Following on from my last post on academic freedom and statements of principle, I want to further clarify my thoughts on how academic freedom relates to open access mandates. Paradoxically, despite claiming that objections to open access mandates on the grounds of academic freedom are mere conservatism, it is likely that the coercive aspect of mandates is what perpetuates such objections.
Put simply, forcing someone to do something is not a particularly good way of encouraging engagement with the reasons for doing it. When people are asked to comply with a mandate, they are associating whatever they are being asked to do with a loss of freedom, rather than something they have decided to explore for themselves. This is especially true in the contemporary neoliberal university where the brutality of compliance and measurement are two of its defining features. For mandates tied to funding instruments like the REF, an exercise already loathed by academics in the UK, academics will associate OA with an instrument of assessment and compliance, rather than something with potential emancipatory benefits.

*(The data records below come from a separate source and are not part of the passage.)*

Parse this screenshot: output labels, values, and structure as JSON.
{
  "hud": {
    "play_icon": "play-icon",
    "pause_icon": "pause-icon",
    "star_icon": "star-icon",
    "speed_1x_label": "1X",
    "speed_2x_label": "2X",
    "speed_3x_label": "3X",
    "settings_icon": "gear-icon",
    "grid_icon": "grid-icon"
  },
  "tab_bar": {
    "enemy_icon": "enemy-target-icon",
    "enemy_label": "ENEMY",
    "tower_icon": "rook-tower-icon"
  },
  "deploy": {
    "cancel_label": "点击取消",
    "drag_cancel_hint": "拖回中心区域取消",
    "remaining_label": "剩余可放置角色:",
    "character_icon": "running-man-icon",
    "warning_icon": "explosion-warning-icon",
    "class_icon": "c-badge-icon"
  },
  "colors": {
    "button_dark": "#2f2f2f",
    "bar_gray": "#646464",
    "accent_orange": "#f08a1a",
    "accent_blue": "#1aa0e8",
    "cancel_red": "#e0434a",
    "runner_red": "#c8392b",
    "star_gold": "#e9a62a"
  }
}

But OA does have potential emancipatory benefits. Mandates would be fine if ‘public access’ was the end point of this whole
This does not mean that OA policies cannot stimulate such experimentation through funding grassroots projects and alternatives to commercial publishing — and they no doubt should do. But on their own, mandates seek compliance (alongside additional

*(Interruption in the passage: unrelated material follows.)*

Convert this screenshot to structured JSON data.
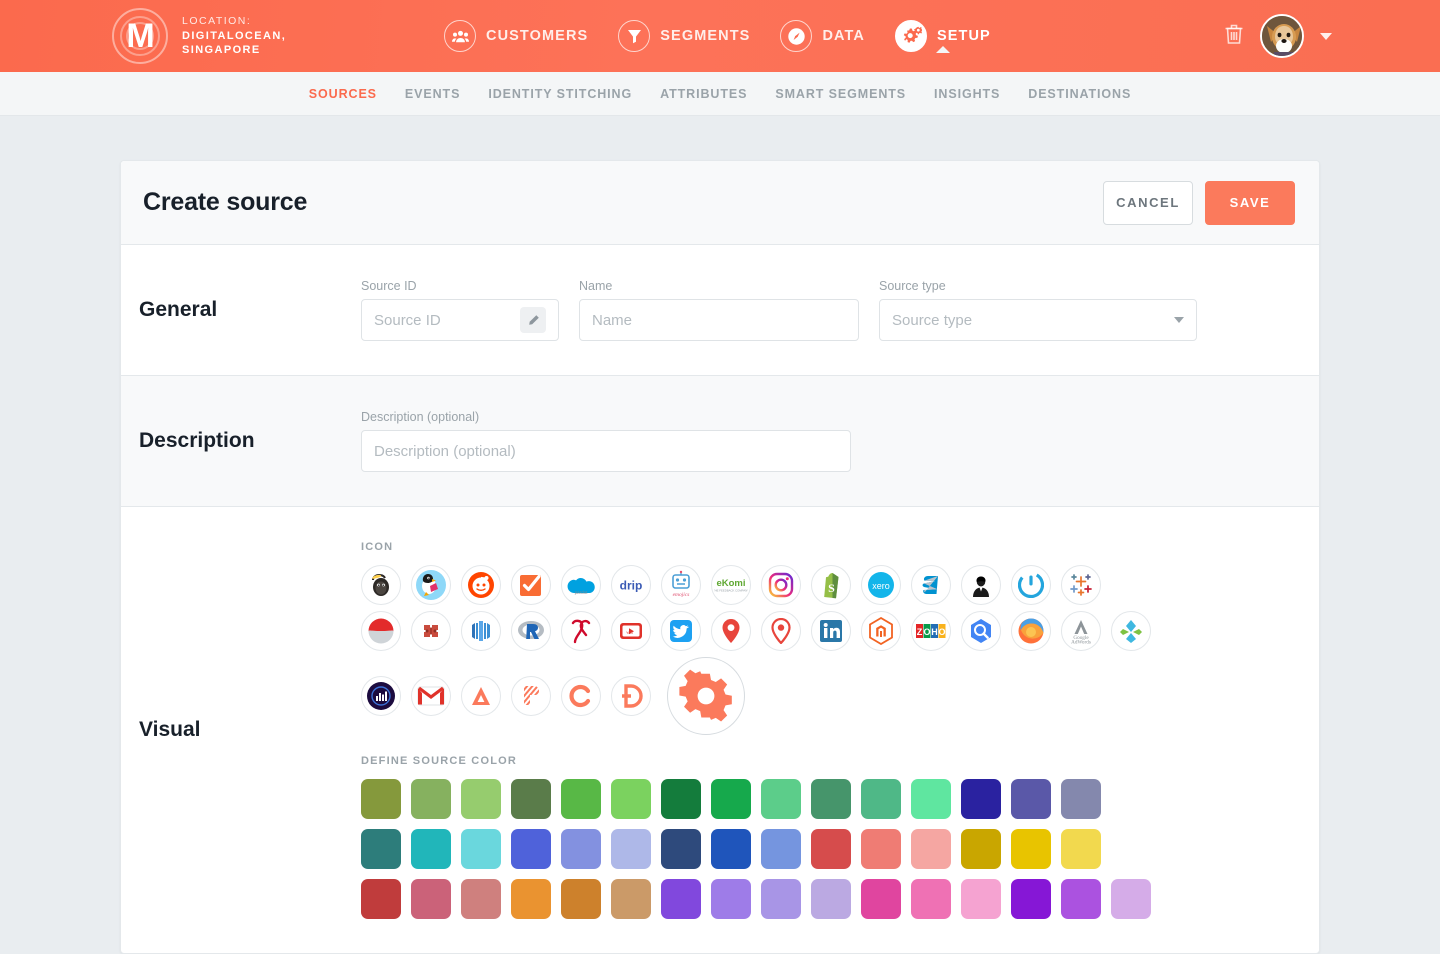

Rather than telling academics that the case for OA has already been won (because it clearly hasn’t) and that they need to get on board with it, a better strategy of engagement is through non-discursive means. Groups such as the Radical Open Access Collective and initiatives such as the Open Library of Humanities and the New University Press landscape represent an alternative form of open access through their interventions and practices as much as their arguments. Policymakers would be wise to spend at least as much time and resources encouraging such alternative projects as they do mandating open access.